→ **Task brief**:
Please report how many lines in the data underneath hold the word "Important", with no other text.

→ **Supplied records**:
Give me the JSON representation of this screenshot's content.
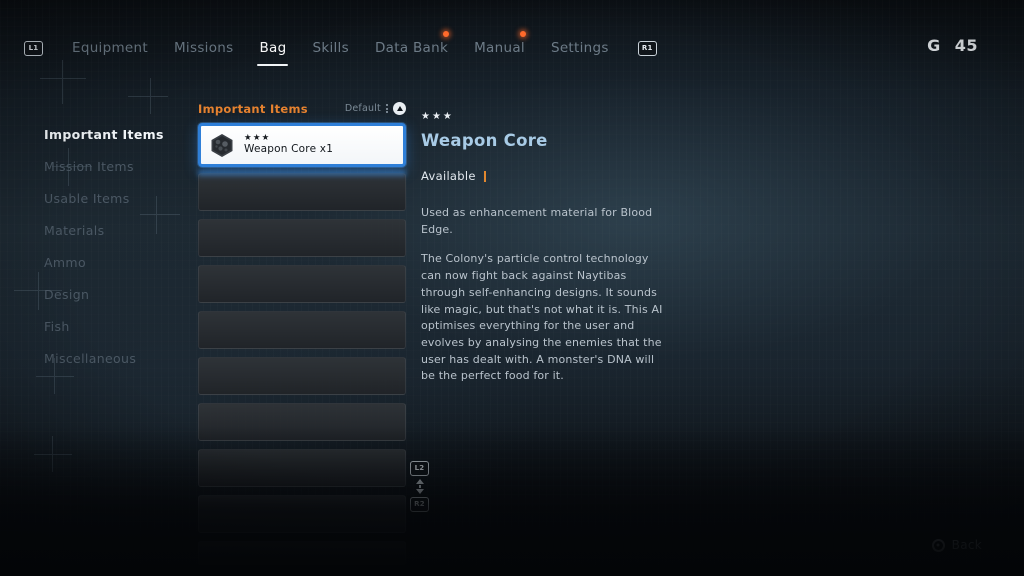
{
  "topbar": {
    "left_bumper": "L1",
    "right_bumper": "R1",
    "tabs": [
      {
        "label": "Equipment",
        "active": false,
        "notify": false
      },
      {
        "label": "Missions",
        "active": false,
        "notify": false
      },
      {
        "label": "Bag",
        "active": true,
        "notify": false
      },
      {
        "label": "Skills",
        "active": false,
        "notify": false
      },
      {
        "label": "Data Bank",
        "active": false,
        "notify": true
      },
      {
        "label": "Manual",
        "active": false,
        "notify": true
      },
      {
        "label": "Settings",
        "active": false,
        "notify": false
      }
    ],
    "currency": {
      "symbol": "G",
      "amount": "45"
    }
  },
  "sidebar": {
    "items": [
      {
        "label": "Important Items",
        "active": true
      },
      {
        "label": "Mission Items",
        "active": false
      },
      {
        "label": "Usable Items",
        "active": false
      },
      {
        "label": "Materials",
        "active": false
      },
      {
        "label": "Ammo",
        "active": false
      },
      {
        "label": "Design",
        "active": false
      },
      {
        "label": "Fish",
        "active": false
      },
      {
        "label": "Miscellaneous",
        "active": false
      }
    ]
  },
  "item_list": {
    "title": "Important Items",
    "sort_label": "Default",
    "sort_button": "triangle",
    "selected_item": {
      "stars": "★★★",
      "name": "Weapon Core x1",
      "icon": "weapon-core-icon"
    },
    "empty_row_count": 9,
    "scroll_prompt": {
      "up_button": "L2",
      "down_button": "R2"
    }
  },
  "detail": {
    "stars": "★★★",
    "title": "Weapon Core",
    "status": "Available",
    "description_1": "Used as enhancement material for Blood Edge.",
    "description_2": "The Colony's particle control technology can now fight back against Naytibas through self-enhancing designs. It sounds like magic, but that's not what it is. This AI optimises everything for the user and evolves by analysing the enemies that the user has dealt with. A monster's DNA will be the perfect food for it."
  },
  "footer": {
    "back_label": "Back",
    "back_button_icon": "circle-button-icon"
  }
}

→ **Exercise output**:
2